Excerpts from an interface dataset
···
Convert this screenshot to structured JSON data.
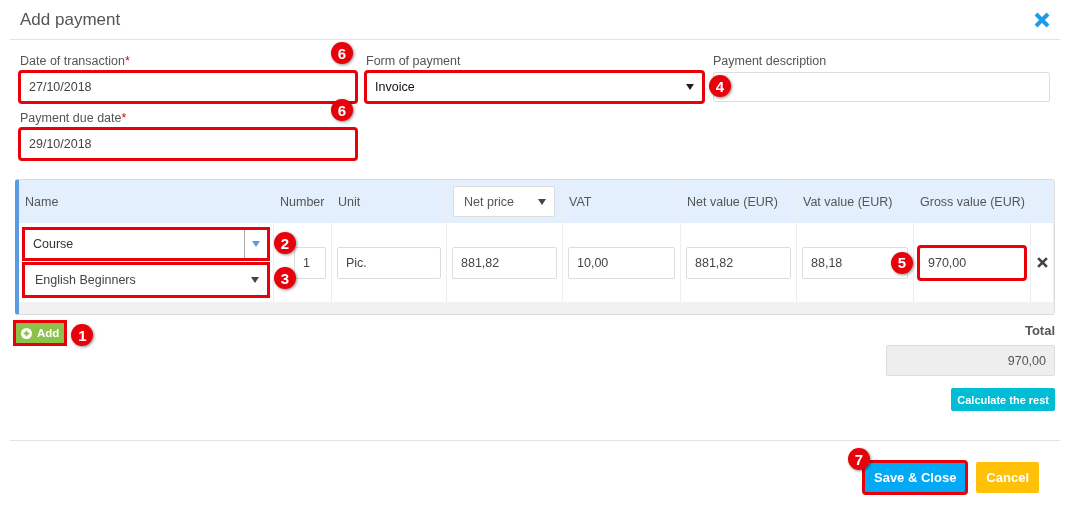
{
  "dialog": {
    "title": "Add payment"
  },
  "fields": [
    {
      "label": "Date of transaction",
      "required_mark": "*",
      "kind": "text",
      "value": "27/10/2018",
      "highlighted": true,
      "callout": "6"
    },
    {
      "label": "Form of payment",
      "kind": "select",
      "value": "Invoice",
      "highlighted": true,
      "callout": "4"
    },
    {
      "label": "Payment description",
      "kind": "text",
      "highlighted": false
    },
    {
      "label": "Payment due date",
      "required_mark": "*",
      "kind": "text",
      "value": "29/10/2018",
      "highlighted": true,
      "callout": "6"
    }
  ],
  "table": {
    "columns": [
      {
        "label": "Name",
        "kind": "text"
      },
      {
        "label": "Number",
        "kind": "text"
      },
      {
        "label": "Unit",
        "kind": "text"
      },
      {
        "label": "Net price",
        "kind": "select"
      },
      {
        "label": "VAT",
        "kind": "text"
      },
      {
        "label": "Net value (EUR)",
        "kind": "text"
      },
      {
        "label": "Vat value (EUR)",
        "kind": "text"
      },
      {
        "label": "Gross value (EUR)",
        "kind": "text"
      }
    ],
    "rows": [
      {
        "cells": [
          {
            "kind": "name",
            "name_fields": [
              {
                "kind": "combo",
                "value": "Course",
                "highlighted": true,
                "callout": "2"
              },
              {
                "kind": "select",
                "value": "English Beginners",
                "highlighted": true,
                "callout": "3"
              }
            ]
          },
          {
            "value": "1",
            "highlighted": false
          },
          {
            "value": "Pic.",
            "highlighted": false
          },
          {
            "value": "881,82",
            "highlighted": false
          },
          {
            "value": "10,00",
            "highlighted": false
          },
          {
            "value": "881,82",
            "highlighted": false
          },
          {
            "value": "88,18",
            "highlighted": false
          },
          {
            "value": "970,00",
            "highlighted": true,
            "callout": "5"
          }
        ]
      }
    ]
  },
  "add_button": {
    "label": "Add",
    "highlighted": true,
    "callout": "1"
  },
  "total": {
    "label": "Total",
    "value": "970,00"
  },
  "calculate_button": {
    "label": "Calculate the rest"
  },
  "footer_buttons": [
    {
      "label": "Save & Close",
      "kind": "primary",
      "highlighted": true,
      "callout": "7"
    },
    {
      "label": "Cancel",
      "kind": "warning",
      "highlighted": false
    }
  ]
}
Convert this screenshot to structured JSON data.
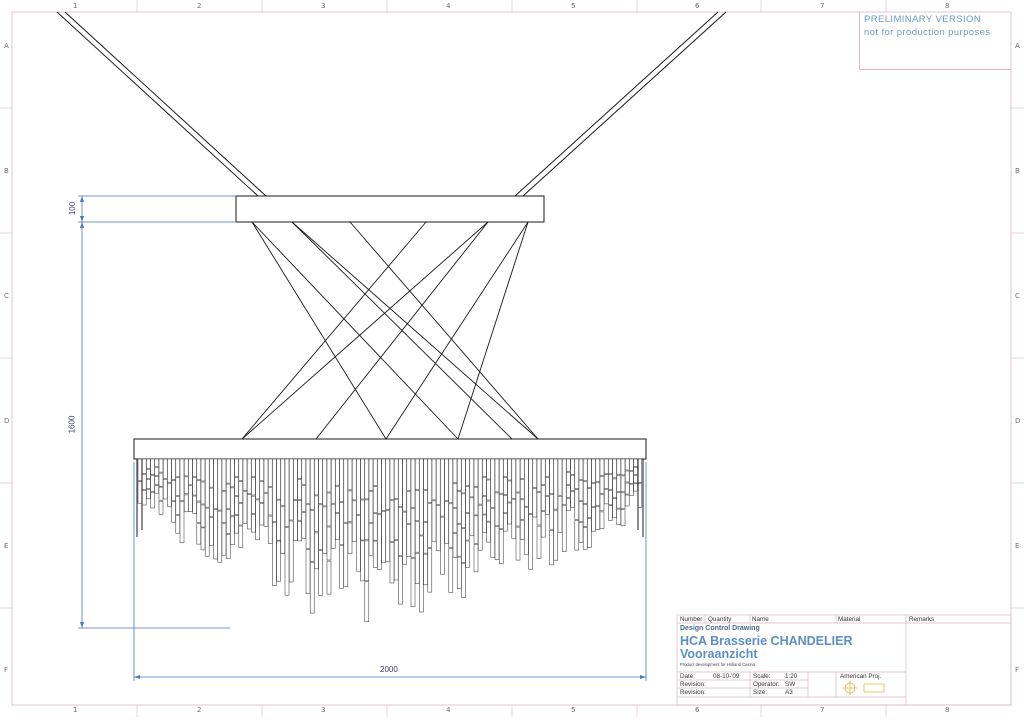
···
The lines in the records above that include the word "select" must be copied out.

> [Answer box]:
      "kind": "select",
        "kind": "select"
                "kind": "select",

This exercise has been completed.